Evaluation of low-cost Earth observations to scale-up national forest monitoring in Miombo Woodlands of Malawi
Kadzuwa, Henry Harry

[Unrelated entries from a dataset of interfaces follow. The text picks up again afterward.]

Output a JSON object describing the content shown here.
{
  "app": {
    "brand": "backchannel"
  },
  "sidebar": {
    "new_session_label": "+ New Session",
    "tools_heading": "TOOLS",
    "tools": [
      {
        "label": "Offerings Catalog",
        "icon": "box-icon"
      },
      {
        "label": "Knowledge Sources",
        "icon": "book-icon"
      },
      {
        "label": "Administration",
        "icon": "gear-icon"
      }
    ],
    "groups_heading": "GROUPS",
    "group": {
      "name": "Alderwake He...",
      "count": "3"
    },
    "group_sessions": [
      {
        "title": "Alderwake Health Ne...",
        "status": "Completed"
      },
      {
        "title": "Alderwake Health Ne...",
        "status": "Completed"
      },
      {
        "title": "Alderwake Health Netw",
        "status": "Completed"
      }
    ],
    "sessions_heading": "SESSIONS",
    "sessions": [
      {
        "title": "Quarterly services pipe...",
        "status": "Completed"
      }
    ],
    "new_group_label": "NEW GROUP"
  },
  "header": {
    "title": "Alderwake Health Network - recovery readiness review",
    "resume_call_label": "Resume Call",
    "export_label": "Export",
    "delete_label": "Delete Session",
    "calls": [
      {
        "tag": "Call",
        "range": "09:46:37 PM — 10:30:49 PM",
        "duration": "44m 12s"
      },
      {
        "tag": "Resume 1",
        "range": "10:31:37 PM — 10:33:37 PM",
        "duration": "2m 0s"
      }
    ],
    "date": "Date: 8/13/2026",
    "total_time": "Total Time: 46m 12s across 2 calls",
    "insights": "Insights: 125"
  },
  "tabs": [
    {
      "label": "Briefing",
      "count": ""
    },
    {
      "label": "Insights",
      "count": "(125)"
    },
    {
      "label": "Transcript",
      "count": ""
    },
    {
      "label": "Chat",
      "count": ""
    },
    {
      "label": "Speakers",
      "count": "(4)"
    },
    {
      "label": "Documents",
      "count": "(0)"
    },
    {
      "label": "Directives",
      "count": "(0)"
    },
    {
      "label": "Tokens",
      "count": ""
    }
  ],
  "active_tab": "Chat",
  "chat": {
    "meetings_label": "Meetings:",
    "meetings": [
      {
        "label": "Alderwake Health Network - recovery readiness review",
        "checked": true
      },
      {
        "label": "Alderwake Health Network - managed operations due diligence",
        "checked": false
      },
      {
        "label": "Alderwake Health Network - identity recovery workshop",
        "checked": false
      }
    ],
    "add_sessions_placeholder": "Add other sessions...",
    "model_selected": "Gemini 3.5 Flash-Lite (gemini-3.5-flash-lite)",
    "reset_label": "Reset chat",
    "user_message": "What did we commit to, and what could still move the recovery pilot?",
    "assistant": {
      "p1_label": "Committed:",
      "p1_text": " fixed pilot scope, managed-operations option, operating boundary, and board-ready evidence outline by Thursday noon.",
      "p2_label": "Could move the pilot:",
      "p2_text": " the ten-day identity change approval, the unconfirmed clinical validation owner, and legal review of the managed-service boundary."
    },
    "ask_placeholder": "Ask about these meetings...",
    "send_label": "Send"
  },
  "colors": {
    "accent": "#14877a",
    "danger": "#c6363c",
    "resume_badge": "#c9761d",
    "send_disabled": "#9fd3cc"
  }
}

This study explored the extent that low-cost Earth Observations (EO) data could effectively be combined with in-situ tree-level measurements to support national estimates of Above Ground Biomass (AGB) and Carbon (C) in Malawi’s Miombo Woodlands. The specific objectives were to; (i) investigate the effectiveness of low-cost optical UAV orthomosaics in geo-locating individual trees and estimating AGB and C, (ii) scale-up the AGB estimates using the canopy height model derived from the UAV imagery, and crown diameter measurements; and (iii) compare results from (ii), ALOS-PALSAR-2, Sentinel1, ESA CCI Biomass Map datasets, and Sentinel 2 vis/NIR/SWIR band combination datasets in mapping biomass. Data were acquired in 2019 from 13 plots over Ntchisi Forest in 3-fold, vis-a-vis; (i) individual tree measurements from 0.1ha ground-based (gb) plots, (ii) 3-7cm pixel resolution optical airborne imagery from 50ha plots, and (iii) SAR backscatter and Vis/NIR/SWIR bands imagery. Results demonstrate a strong correlational relationship (R2 = 0.7, RMSE = 11tCha-1) between gb AGB and gb fractional cover percent (FC %), more importantly (R2 = 0.7) between gb AGB and UAV-based FC. Similarly, another set of high correlation (R2 = 0.9, RMSE = 7tCha-1; R2 = 0.8, RMSE = 8tCha-1; and R2 = 0.7) was observed between the gb AGB and EO-based AGB from; (i) ALOS-PALSAR-2, (ii) ESA-CCI-Biomass Map, and (iii) S1-C-band, respectively. Under the measurement conditions, these findings reveal that; (i) FC is more indicative of AGB and C pattern than CHM, (ii) the UAV can collect optical data of very high resolution (3-7cm resolution with ±13m horizontal geolocation error), and (iii) provides the cost-effective means of bridging the ground datasets to the wall-to-wall satellite EO data (£7 ha-1 compared to £30 ha-1, per person, provided by the gb system). The overall better performance of the SAR backscatter (R2 = 0.7 to 0.9) establishes the suitability of the SAR backscatter to infer the Miombo AGB and fractional cover with high accuracy. However, the following factors compromised the accuracy for both the SAR and optical measurements; leaf-off and seasonality (fire, aridness), topography (steep slopes of 18-74%), and sensing angle. Inversely, the weak to moderate correlation observed between the gb height and UAV FC % measurements (R2 = 0.4 to 0.7) are attributable to the underestimation systematic error that UAV height datasets are associated with. The visual lacunarity analysis on S2-Vis/NIR/SWIR composite band and SAR backscatter measurements demonstrated robust, consistent and homogenous spatial crown patterns exhibited particularly by the leaf-on tree canopies along riverine tree belts and cohorts. These results reveal the potential of vis/NIR/SWIR band combination in determining the effect of fire, rock outcrops and bare land/soil common in these woodlands. Coarsening the EO imagery to ≥50m pixel resolution compromised the accuracy of the estimations, hence <50m resolution is the ideal scale for these Miombo. Careful consideration of the aforementioned factors and incorporation of FC parameter in during estimation of AGB and C will go a long way in not only enhancing the accuracy of the measurements, but also in bolstering Malawi’s NFMS standards to yield carbon off-set payments under the global REDD+ mechanism.